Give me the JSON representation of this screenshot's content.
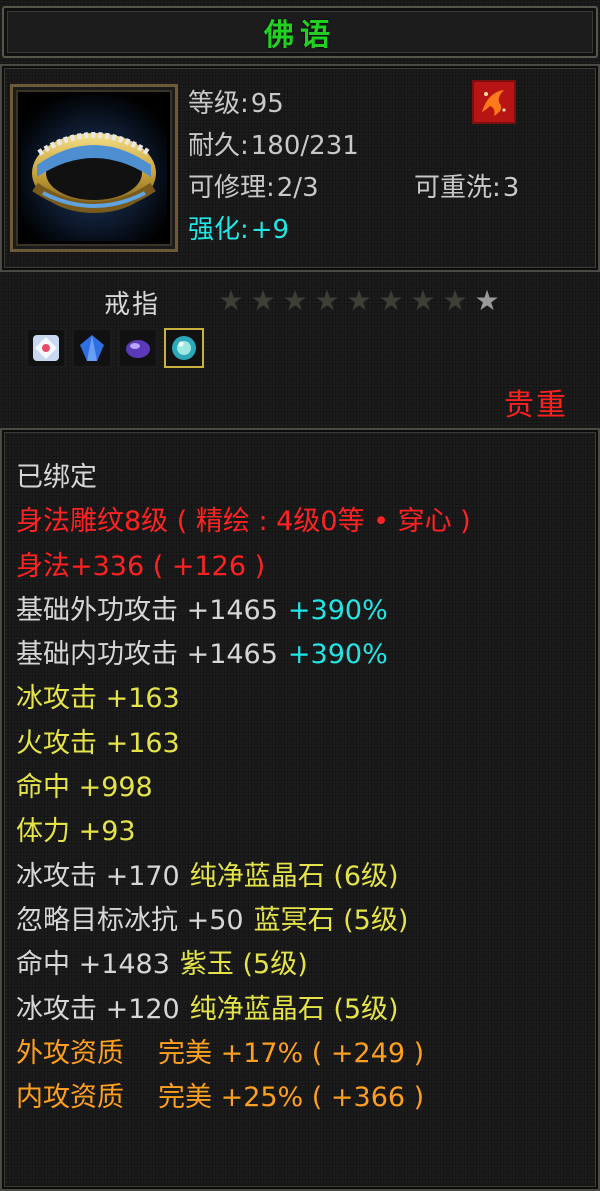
{
  "title": "佛语",
  "item": {
    "icon": "gold-silver-ring-icon",
    "badge_icon": "red-class-emblem-icon",
    "level_label": "等级:",
    "level_value": "95",
    "durability_label": "耐久:",
    "durability_value": "180/231",
    "repair_label": "可修理:",
    "repair_value": "2/3",
    "rewash_label": "可重洗:",
    "rewash_value": "3",
    "enhance_label": "强化:",
    "enhance_value": "+9",
    "type": "戒指",
    "stars_total": 9,
    "stars_lit": 1,
    "rarity": "贵重",
    "gems": [
      "white-crystal-gem-icon",
      "blue-crystal-gem-icon",
      "purple-jade-gem-icon",
      "cyan-orb-gem-icon"
    ]
  },
  "attributes": [
    {
      "parts": [
        {
          "text": "已绑定",
          "color": "white"
        }
      ]
    },
    {
      "parts": [
        {
          "text": "身法雕纹8级 ( 精绘 : 4级0等 • 穿心 )",
          "color": "red"
        }
      ]
    },
    {
      "parts": [
        {
          "text": "身法+336 ( +126 )",
          "color": "red"
        }
      ]
    },
    {
      "parts": [
        {
          "text": "基础外功攻击 +1465",
          "color": "white"
        },
        {
          "text": "+390%",
          "color": "cyan"
        }
      ]
    },
    {
      "parts": [
        {
          "text": "基础内功攻击 +1465",
          "color": "white"
        },
        {
          "text": "+390%",
          "color": "cyan"
        }
      ]
    },
    {
      "parts": [
        {
          "text": "冰攻击 +163",
          "color": "yellow"
        }
      ]
    },
    {
      "parts": [
        {
          "text": "火攻击 +163",
          "color": "yellow"
        }
      ]
    },
    {
      "parts": [
        {
          "text": "命中 +998",
          "color": "yellow"
        }
      ]
    },
    {
      "parts": [
        {
          "text": "体力 +93",
          "color": "yellow"
        }
      ]
    },
    {
      "parts": [
        {
          "text": "冰攻击 +170",
          "color": "white"
        },
        {
          "text": "纯净蓝晶石 (6级)",
          "color": "yellow"
        }
      ]
    },
    {
      "parts": [
        {
          "text": "忽略目标冰抗 +50",
          "color": "white"
        },
        {
          "text": "蓝冥石 (5级)",
          "color": "yellow"
        }
      ]
    },
    {
      "parts": [
        {
          "text": "命中 +1483",
          "color": "white"
        },
        {
          "text": "紫玉 (5级)",
          "color": "yellow"
        }
      ]
    },
    {
      "parts": [
        {
          "text": "冰攻击 +120",
          "color": "white"
        },
        {
          "text": "纯净蓝晶石 (5级)",
          "color": "yellow"
        }
      ]
    },
    {
      "parts": [
        {
          "text": "外攻资质",
          "color": "orange"
        },
        {
          "text": "完美 +17% ( +249 )",
          "color": "orange"
        }
      ]
    },
    {
      "parts": [
        {
          "text": "内攻资质",
          "color": "orange"
        },
        {
          "text": "完美 +25% ( +366 )",
          "color": "orange"
        }
      ]
    }
  ],
  "colors": {
    "title_green": "#22d022",
    "white": "#d6d6d6",
    "red": "#ff2222",
    "yellow": "#e4e44a",
    "cyan": "#23e5e5",
    "orange": "#ff9f1f",
    "rarity_red": "#ff2020"
  }
}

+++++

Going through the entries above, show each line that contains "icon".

    "icon": "gold-silver-ring-icon",
    "badge_icon": "red-class-emblem-icon",
      "white-crystal-gem-icon",
      "blue-crystal-gem-icon",
      "purple-jade-gem-icon",
      "cyan-orb-gem-icon"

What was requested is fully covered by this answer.